Activity:
Beginning with the first entry, restate the data word for word and leave out the images.

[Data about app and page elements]
○ ○ ○
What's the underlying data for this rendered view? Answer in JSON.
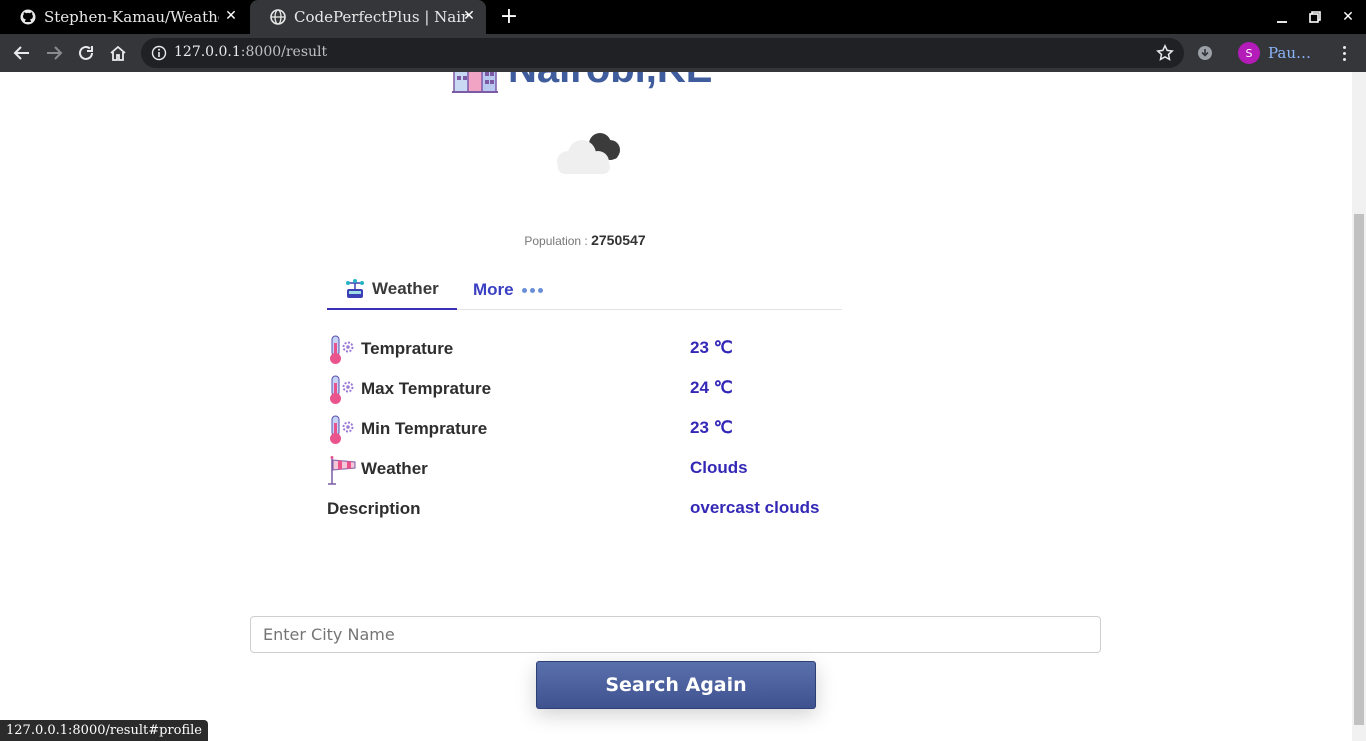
{
  "browser": {
    "tabs": [
      {
        "title": "Stephen-Kamau/Weather",
        "favicon": "github-icon",
        "active": false
      },
      {
        "title": "CodePerfectPlus | Nairobi",
        "favicon": "globe-icon",
        "active": true
      }
    ],
    "url_host": "127.0.0.1",
    "url_path": ":8000/result",
    "profile_initial": "S",
    "profile_name": "Pau…"
  },
  "page": {
    "city": "Nairobi,KE",
    "population_label": "Population :",
    "population_value": "2750547",
    "tabs": [
      {
        "label": "Weather",
        "icon": "weather-station-icon",
        "active": true
      },
      {
        "label": "More",
        "icon": "more-dots-icon",
        "active": false
      }
    ],
    "rows": [
      {
        "label": "Temprature",
        "value": "23 ℃",
        "icon": "thermometer-icon"
      },
      {
        "label": "Max Temprature",
        "value": "24 ℃",
        "icon": "thermometer-icon"
      },
      {
        "label": "Min Temprature",
        "value": "23 ℃",
        "icon": "thermometer-icon"
      },
      {
        "label": "Weather",
        "value": "Clouds",
        "icon": "windsock-icon"
      },
      {
        "label": "Description",
        "value": "overcast clouds",
        "icon": ""
      }
    ],
    "search_placeholder": "Enter City Name",
    "search_button": "Search Again"
  },
  "status_bar_url": "127.0.0.1:8000/result#profile",
  "colors": {
    "city_title": "#3f5c9c",
    "value_text": "#3428b6",
    "active_tab_underline": "#3b2fb8",
    "button_bg": "#4a5f9c"
  }
}
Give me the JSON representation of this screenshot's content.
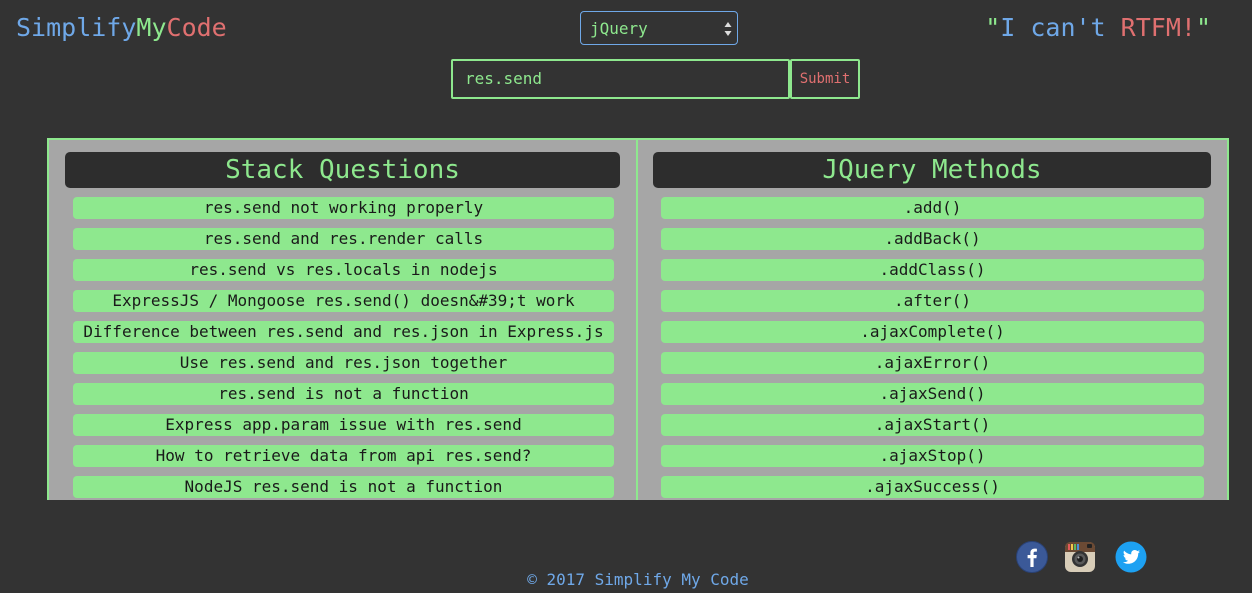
{
  "header": {
    "logo": {
      "part1": "Simplify",
      "part2": "My",
      "part3": "Code"
    },
    "library_select": {
      "value": "jQuery"
    },
    "tagline": {
      "open_quote": "\"",
      "part1": "I can't",
      "part2": "RTFM!",
      "close_quote": "\""
    },
    "search": {
      "value": "res.send",
      "submit_label": "Submit"
    }
  },
  "results": {
    "left": {
      "title": "Stack Questions",
      "items": [
        "res.send not working properly",
        "res.send and res.render calls",
        "res.send vs res.locals in nodejs",
        "ExpressJS / Mongoose res.send() doesn&#39;t work",
        "Difference between res.send and res.json in Express.js",
        "Use res.send and res.json together",
        "res.send is not a function",
        "Express app.param issue with res.send",
        "How to retrieve data from api res.send?",
        "NodeJS res.send is not a function"
      ]
    },
    "right": {
      "title": "JQuery Methods",
      "items": [
        ".add()",
        ".addBack()",
        ".addClass()",
        ".after()",
        ".ajaxComplete()",
        ".ajaxError()",
        ".ajaxSend()",
        ".ajaxStart()",
        ".ajaxStop()",
        ".ajaxSuccess()"
      ]
    }
  },
  "footer": {
    "copyright": "© 2017 Simplify My Code",
    "social": [
      "facebook-icon",
      "instagram-icon",
      "twitter-icon"
    ]
  },
  "colors": {
    "background": "#333333",
    "green": "#8ee88e",
    "blue": "#6fa8e8",
    "red": "#e07070",
    "panel": "#a6a6a6"
  }
}
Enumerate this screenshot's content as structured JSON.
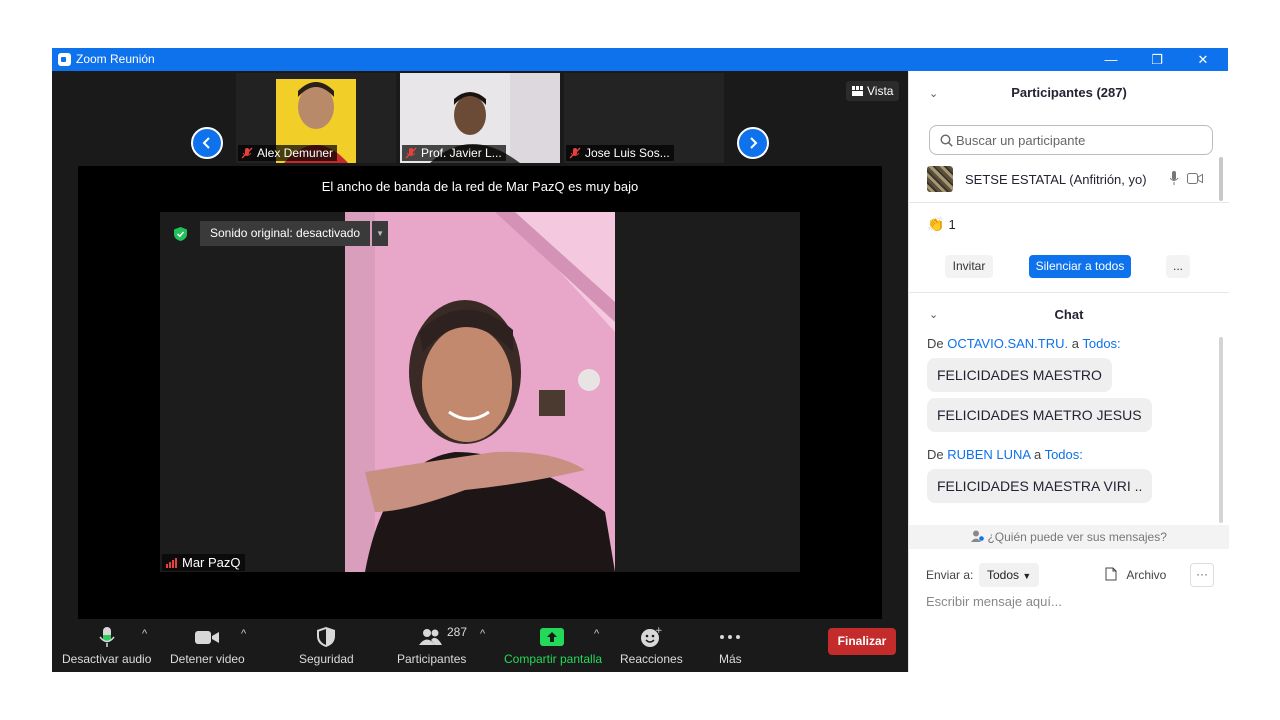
{
  "window": {
    "title": "Zoom Reunión",
    "minimize": "—",
    "restore": "❐",
    "close": "✕"
  },
  "strip": {
    "thumbnails": [
      {
        "name": "Alex Demuner"
      },
      {
        "name": "Prof. Javier L..."
      },
      {
        "name": "Jose Luis Sos..."
      }
    ],
    "view_label": "Vista"
  },
  "main": {
    "bandwidth_notice": "El ancho de banda de la red de Mar PazQ es muy bajo",
    "original_sound": "Sonido original: desactivado",
    "speaker_name": "Mar PazQ"
  },
  "toolbar": {
    "audio_label": "Desactivar audio",
    "video_label": "Detener video",
    "security_label": "Seguridad",
    "participants_label": "Participantes",
    "participants_count": "287",
    "share_label": "Compartir pantalla",
    "reactions_label": "Reacciones",
    "more_label": "Más",
    "end_label": "Finalizar",
    "share_color": "#23d959",
    "end_color": "#c42b2b"
  },
  "participants": {
    "header": "Participantes (287)",
    "search_placeholder": "Buscar un participante",
    "host_name": "SETSE ESTATAL (Anfitrión, yo)",
    "reaction_count": "1",
    "invite_label": "Invitar",
    "mute_all_label": "Silenciar a todos",
    "more_label": "...",
    "accent": "#0e72ed"
  },
  "chat": {
    "header": "Chat",
    "groups": [
      {
        "from_prefix": "De",
        "sender": "OCTAVIO.SAN.TRU.",
        "to_word": "a",
        "recipient": "Todos:",
        "messages": [
          "FELICIDADES MAESTRO",
          "FELICIDADES MAETRO JESUS"
        ]
      },
      {
        "from_prefix": "De",
        "sender": "RUBEN LUNA",
        "to_word": "a",
        "recipient": "Todos:",
        "messages": [
          "FELICIDADES MAESTRA VIRI .."
        ]
      }
    ],
    "who_can_see": "¿Quién puede ver sus mensajes?",
    "send_to_label": "Enviar a:",
    "send_to_value": "Todos",
    "file_label": "Archivo",
    "more_label": "···",
    "compose_placeholder": "Escribir mensaje aquí..."
  }
}
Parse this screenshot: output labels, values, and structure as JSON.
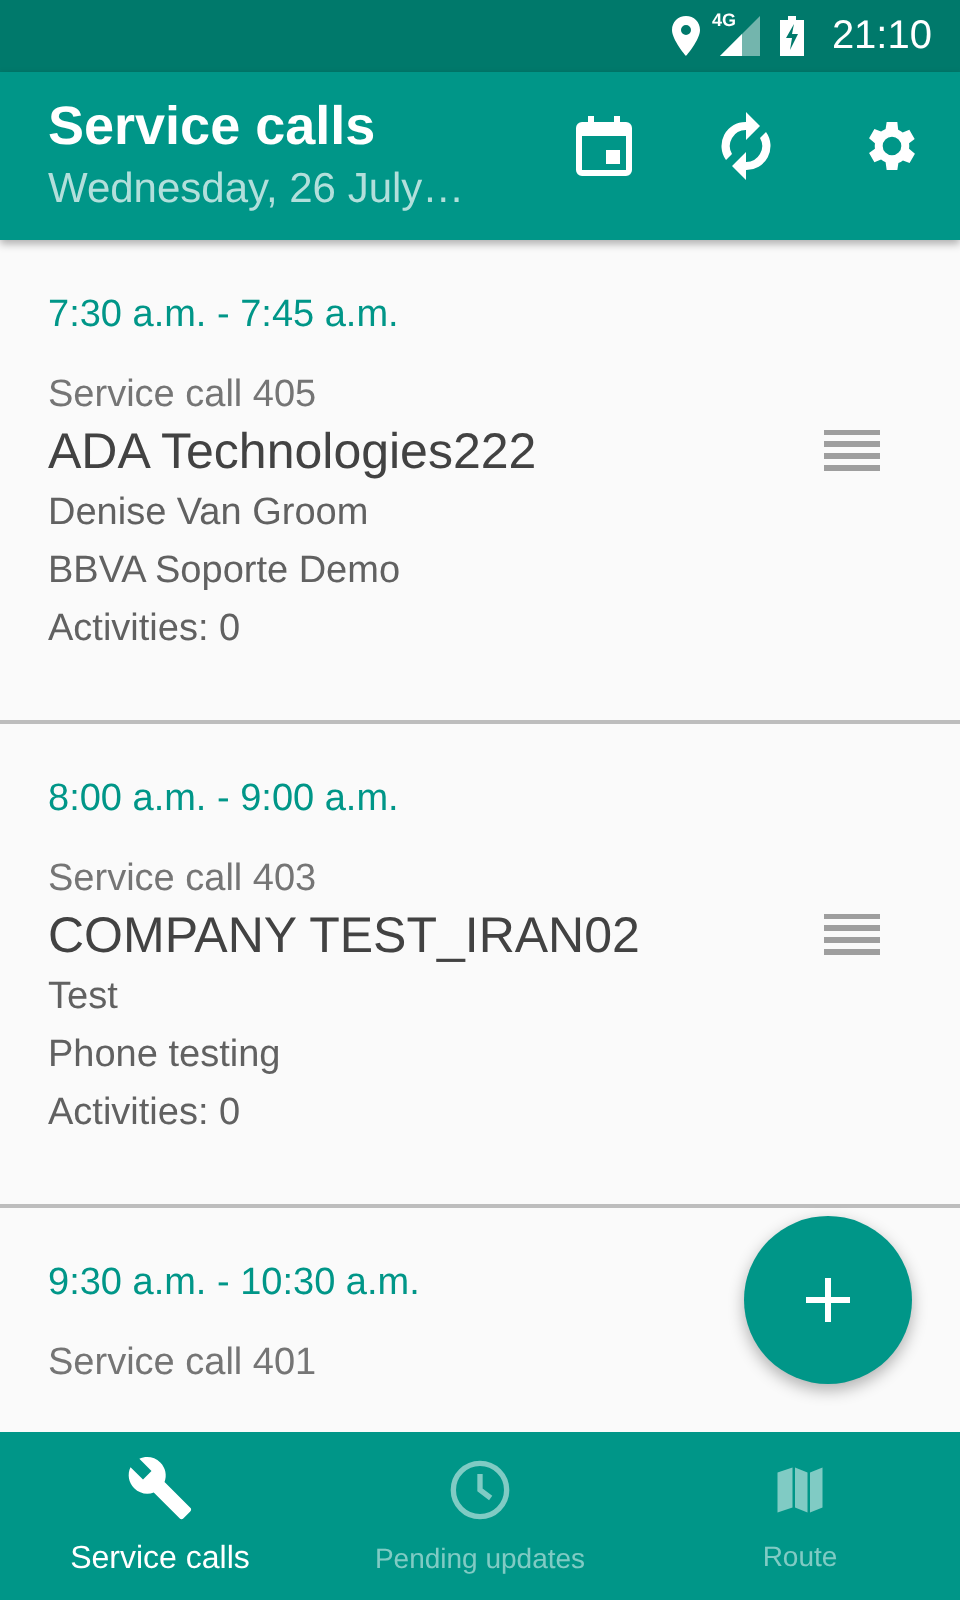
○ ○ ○
Written response:
What's the underlying data for this rendered view? Answer in JSON.
{
  "browser": {
    "tabs": [
      {
        "title": "Stephen-Kamau/Weather",
        "favicon": "github-icon",
        "active": false
      },
      {
        "title": "CodePerfectPlus | Nairobi",
        "favicon": "globe-icon",
        "active": true
      }
    ],
    "url_host": "127.0.0.1",
    "url_path": ":8000/result",
    "profile_initial": "S",
    "profile_name": "Pau…"
  },
  "page": {
    "city": "Nairobi,KE",
    "population_label": "Population :",
    "population_value": "2750547",
    "tabs": [
      {
        "label": "Weather",
        "icon": "weather-station-icon",
        "active": true
      },
      {
        "label": "More",
        "icon": "more-dots-icon",
        "active": false
      }
    ],
    "rows": [
      {
        "label": "Temprature",
        "value": "23 ℃",
        "icon": "thermometer-icon"
      },
      {
        "label": "Max Temprature",
        "value": "24 ℃",
        "icon": "thermometer-icon"
      },
      {
        "label": "Min Temprature",
        "value": "23 ℃",
        "icon": "thermometer-icon"
      },
      {
        "label": "Weather",
        "value": "Clouds",
        "icon": "windsock-icon"
      },
      {
        "label": "Description",
        "value": "overcast clouds",
        "icon": ""
      }
    ],
    "search_placeholder": "Enter City Name",
    "search_button": "Search Again"
  },
  "status_bar_url": "127.0.0.1:8000/result#profile",
  "colors": {
    "city_title": "#3f5c9c",
    "value_text": "#3428b6",
    "active_tab_underline": "#3b2fb8",
    "button_bg": "#4a5f9c"
  }
}
Give me the JSON representation of this screenshot's content.
{
  "header": {
    "logo": {
      "part1": "Simplify",
      "part2": "My",
      "part3": "Code"
    },
    "library_select": {
      "value": "jQuery"
    },
    "tagline": {
      "open_quote": "\"",
      "part1": "I can't",
      "part2": "RTFM!",
      "close_quote": "\""
    },
    "search": {
      "value": "res.send",
      "submit_label": "Submit"
    }
  },
  "results": {
    "left": {
      "title": "Stack Questions",
      "items": [
        "res.send not working properly",
        "res.send and res.render calls",
        "res.send vs res.locals in nodejs",
        "ExpressJS / Mongoose res.send() doesn&#39;t work",
        "Difference between res.send and res.json in Express.js",
        "Use res.send and res.json together",
        "res.send is not a function",
        "Express app.param issue with res.send",
        "How to retrieve data from api res.send?",
        "NodeJS res.send is not a function"
      ]
    },
    "right": {
      "title": "JQuery Methods",
      "items": [
        ".add()",
        ".addBack()",
        ".addClass()",
        ".after()",
        ".ajaxComplete()",
        ".ajaxError()",
        ".ajaxSend()",
        ".ajaxStart()",
        ".ajaxStop()",
        ".ajaxSuccess()"
      ]
    }
  },
  "footer": {
    "copyright": "© 2017 Simplify My Code",
    "social": [
      "facebook-icon",
      "instagram-icon",
      "twitter-icon"
    ]
  },
  "colors": {
    "background": "#333333",
    "green": "#8ee88e",
    "blue": "#6fa8e8",
    "red": "#e07070",
    "panel": "#a6a6a6"
  }
}
Enumerate this screenshot's content as structured JSON.
{
  "window": {
    "title": "Zoom Reunión",
    "minimize": "—",
    "restore": "❐",
    "close": "✕"
  },
  "strip": {
    "thumbnails": [
      {
        "name": "Alex Demuner"
      },
      {
        "name": "Prof. Javier L..."
      },
      {
        "name": "Jose Luis Sos..."
      }
    ],
    "view_label": "Vista"
  },
  "main": {
    "bandwidth_notice": "El ancho de banda de la red de Mar PazQ es muy bajo",
    "original_sound": "Sonido original: desactivado",
    "speaker_name": "Mar PazQ"
  },
  "toolbar": {
    "audio_label": "Desactivar audio",
    "video_label": "Detener video",
    "security_label": "Seguridad",
    "participants_label": "Participantes",
    "participants_count": "287",
    "share_label": "Compartir pantalla",
    "reactions_label": "Reacciones",
    "more_label": "Más",
    "end_label": "Finalizar",
    "share_color": "#23d959",
    "end_color": "#c42b2b"
  },
  "participants": {
    "header": "Participantes (287)",
    "search_placeholder": "Buscar un participante",
    "host_name": "SETSE ESTATAL (Anfitrión, yo)",
    "reaction_count": "1",
    "invite_label": "Invitar",
    "mute_all_label": "Silenciar a todos",
    "more_label": "...",
    "accent": "#0e72ed"
  },
  "chat": {
    "header": "Chat",
    "groups": [
      {
        "from_prefix": "De",
        "sender": "OCTAVIO.SAN.TRU.",
        "to_word": "a",
        "recipient": "Todos:",
        "messages": [
          "FELICIDADES MAESTRO",
          "FELICIDADES MAETRO JESUS"
        ]
      },
      {
        "from_prefix": "De",
        "sender": "RUBEN LUNA",
        "to_word": "a",
        "recipient": "Todos:",
        "messages": [
          "FELICIDADES MAESTRA VIRI .."
        ]
      }
    ],
    "who_can_see": "¿Quién puede ver sus mensajes?",
    "send_to_label": "Enviar a:",
    "send_to_value": "Todos",
    "file_label": "Archivo",
    "more_label": "···",
    "compose_placeholder": "Escribir mensaje aquí..."
  }
}
Parse this screenshot: output labels, values, and structure as JSON.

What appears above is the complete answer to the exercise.